» **Brief**
Repeat every entry word for word, skipping the pictures.

[Opening Dataset excerpts section]

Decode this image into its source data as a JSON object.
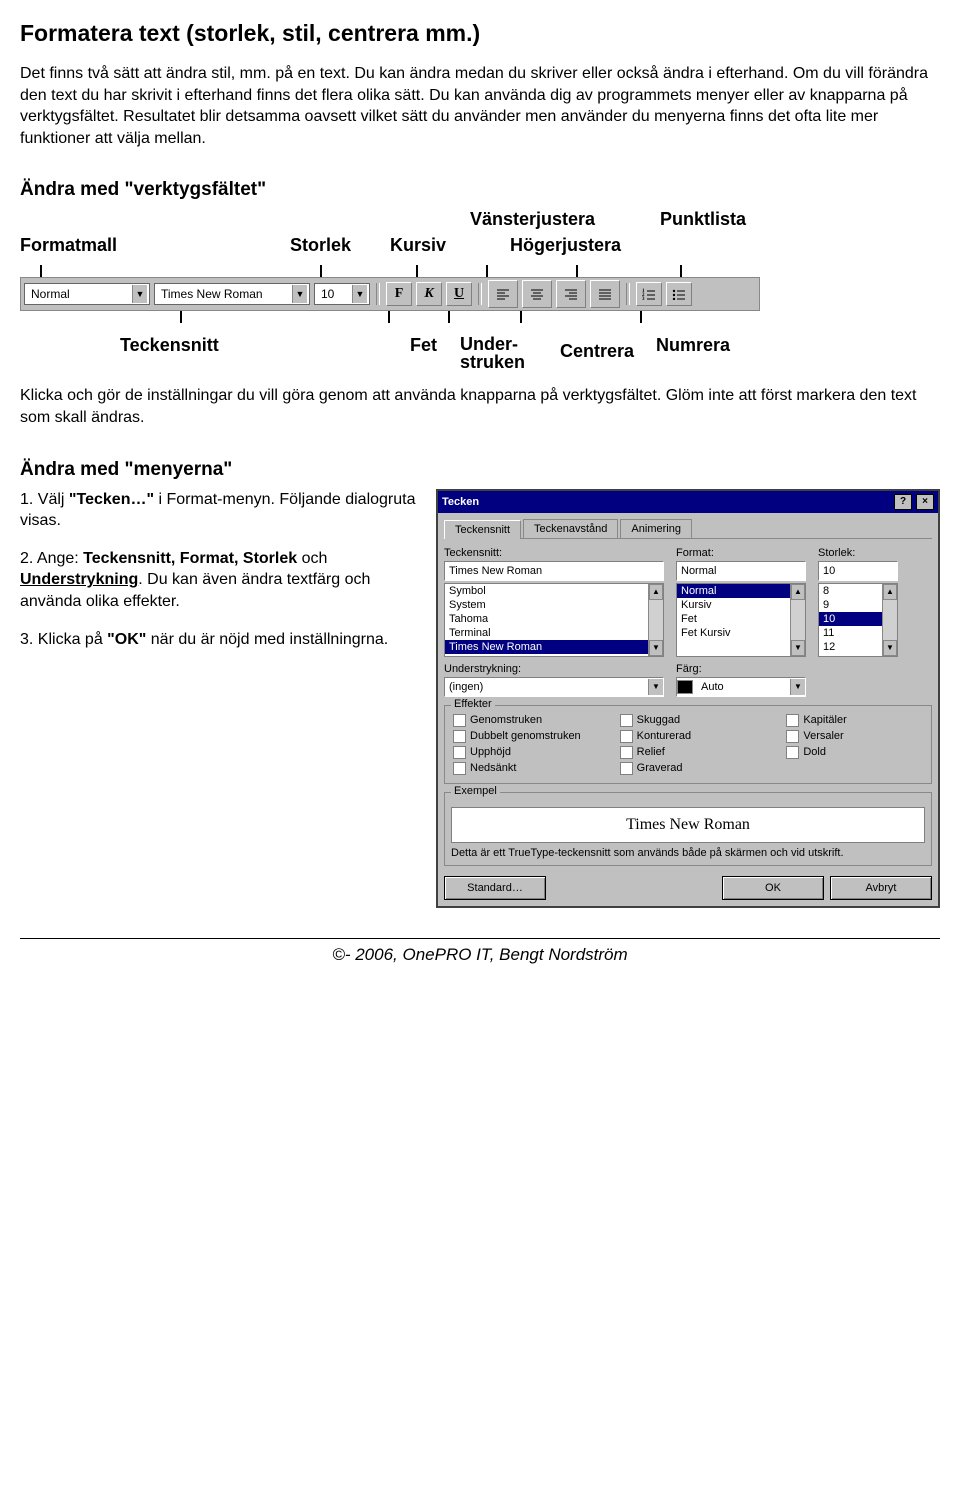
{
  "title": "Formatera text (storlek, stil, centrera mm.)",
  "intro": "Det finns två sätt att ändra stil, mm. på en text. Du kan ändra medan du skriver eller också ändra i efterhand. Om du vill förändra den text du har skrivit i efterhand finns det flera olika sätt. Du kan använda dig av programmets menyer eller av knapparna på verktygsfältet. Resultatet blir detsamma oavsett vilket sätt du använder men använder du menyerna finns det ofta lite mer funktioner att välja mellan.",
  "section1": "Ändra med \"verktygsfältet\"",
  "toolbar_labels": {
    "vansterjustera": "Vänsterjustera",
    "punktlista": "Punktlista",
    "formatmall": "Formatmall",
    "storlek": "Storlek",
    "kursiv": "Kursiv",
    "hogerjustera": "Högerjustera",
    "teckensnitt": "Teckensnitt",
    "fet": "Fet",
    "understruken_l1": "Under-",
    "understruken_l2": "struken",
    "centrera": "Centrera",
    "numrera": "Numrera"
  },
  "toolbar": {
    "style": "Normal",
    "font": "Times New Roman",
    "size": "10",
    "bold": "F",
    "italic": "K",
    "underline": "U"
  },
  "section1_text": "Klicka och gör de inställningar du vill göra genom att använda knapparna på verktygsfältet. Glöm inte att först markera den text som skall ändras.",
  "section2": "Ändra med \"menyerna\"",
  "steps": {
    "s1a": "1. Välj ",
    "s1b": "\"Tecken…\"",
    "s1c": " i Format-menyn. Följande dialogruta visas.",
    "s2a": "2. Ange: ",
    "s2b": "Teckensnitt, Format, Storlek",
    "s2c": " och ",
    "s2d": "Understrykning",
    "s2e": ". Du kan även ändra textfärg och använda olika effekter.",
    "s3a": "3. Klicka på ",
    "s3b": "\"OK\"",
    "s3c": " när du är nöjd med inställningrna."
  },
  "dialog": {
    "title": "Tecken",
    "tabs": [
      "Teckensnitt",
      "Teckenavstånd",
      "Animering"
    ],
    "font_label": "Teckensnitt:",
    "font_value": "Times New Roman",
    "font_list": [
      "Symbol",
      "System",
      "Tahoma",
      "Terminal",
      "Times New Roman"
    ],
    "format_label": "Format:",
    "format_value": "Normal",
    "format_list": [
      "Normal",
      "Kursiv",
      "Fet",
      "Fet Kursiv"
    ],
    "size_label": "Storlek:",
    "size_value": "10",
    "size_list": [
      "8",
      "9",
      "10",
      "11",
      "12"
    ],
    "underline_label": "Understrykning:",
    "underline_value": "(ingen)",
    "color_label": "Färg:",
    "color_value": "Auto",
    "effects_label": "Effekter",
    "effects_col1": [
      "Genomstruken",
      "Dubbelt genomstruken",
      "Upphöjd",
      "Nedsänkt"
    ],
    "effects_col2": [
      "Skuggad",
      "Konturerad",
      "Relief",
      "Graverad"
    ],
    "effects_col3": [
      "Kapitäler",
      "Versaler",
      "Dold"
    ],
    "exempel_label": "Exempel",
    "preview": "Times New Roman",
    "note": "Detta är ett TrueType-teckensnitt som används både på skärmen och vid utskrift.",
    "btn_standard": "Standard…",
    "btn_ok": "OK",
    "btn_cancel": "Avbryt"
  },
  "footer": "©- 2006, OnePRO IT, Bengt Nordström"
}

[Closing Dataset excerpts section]

» **Answer section**
Decode this image into its source data as a JSON object.
{
  "title": "Formatera text (storlek, stil, centrera mm.)",
  "intro": "Det finns två sätt att ändra stil, mm. på en text. Du kan ändra medan du skriver eller också ändra i efterhand. Om du vill förändra den text du har skrivit i efterhand finns det flera olika sätt. Du kan använda dig av programmets menyer eller av knapparna på verktygsfältet. Resultatet blir detsamma oavsett vilket sätt du använder men använder du menyerna finns det ofta lite mer funktioner att välja mellan.",
  "section1": "Ändra med \"verktygsfältet\"",
  "toolbar_labels": {
    "vansterjustera": "Vänsterjustera",
    "punktlista": "Punktlista",
    "formatmall": "Formatmall",
    "storlek": "Storlek",
    "kursiv": "Kursiv",
    "hogerjustera": "Högerjustera",
    "teckensnitt": "Teckensnitt",
    "fet": "Fet",
    "understruken_l1": "Under-",
    "understruken_l2": "struken",
    "centrera": "Centrera",
    "numrera": "Numrera"
  },
  "toolbar": {
    "style": "Normal",
    "font": "Times New Roman",
    "size": "10",
    "bold": "F",
    "italic": "K",
    "underline": "U"
  },
  "section1_text": "Klicka och gör de inställningar du vill göra genom att använda knapparna på verktygsfältet. Glöm inte att först markera den text som skall ändras.",
  "section2": "Ändra med \"menyerna\"",
  "steps": {
    "s1a": "1. Välj ",
    "s1b": "\"Tecken…\"",
    "s1c": " i Format-menyn. Följande dialogruta visas.",
    "s2a": "2. Ange: ",
    "s2b": "Teckensnitt, Format, Storlek",
    "s2c": " och ",
    "s2d": "Understrykning",
    "s2e": ". Du kan även ändra textfärg och använda olika effekter.",
    "s3a": "3. Klicka på ",
    "s3b": "\"OK\"",
    "s3c": " när du är nöjd med inställningrna."
  },
  "dialog": {
    "title": "Tecken",
    "tabs": [
      "Teckensnitt",
      "Teckenavstånd",
      "Animering"
    ],
    "font_label": "Teckensnitt:",
    "font_value": "Times New Roman",
    "font_list": [
      "Symbol",
      "System",
      "Tahoma",
      "Terminal",
      "Times New Roman"
    ],
    "format_label": "Format:",
    "format_value": "Normal",
    "format_list": [
      "Normal",
      "Kursiv",
      "Fet",
      "Fet Kursiv"
    ],
    "size_label": "Storlek:",
    "size_value": "10",
    "size_list": [
      "8",
      "9",
      "10",
      "11",
      "12"
    ],
    "underline_label": "Understrykning:",
    "underline_value": "(ingen)",
    "color_label": "Färg:",
    "color_value": "Auto",
    "effects_label": "Effekter",
    "effects_col1": [
      "Genomstruken",
      "Dubbelt genomstruken",
      "Upphöjd",
      "Nedsänkt"
    ],
    "effects_col2": [
      "Skuggad",
      "Konturerad",
      "Relief",
      "Graverad"
    ],
    "effects_col3": [
      "Kapitäler",
      "Versaler",
      "Dold"
    ],
    "exempel_label": "Exempel",
    "preview": "Times New Roman",
    "note": "Detta är ett TrueType-teckensnitt som används både på skärmen och vid utskrift.",
    "btn_standard": "Standard…",
    "btn_ok": "OK",
    "btn_cancel": "Avbryt"
  },
  "footer": "©- 2006, OnePRO IT, Bengt Nordström"
}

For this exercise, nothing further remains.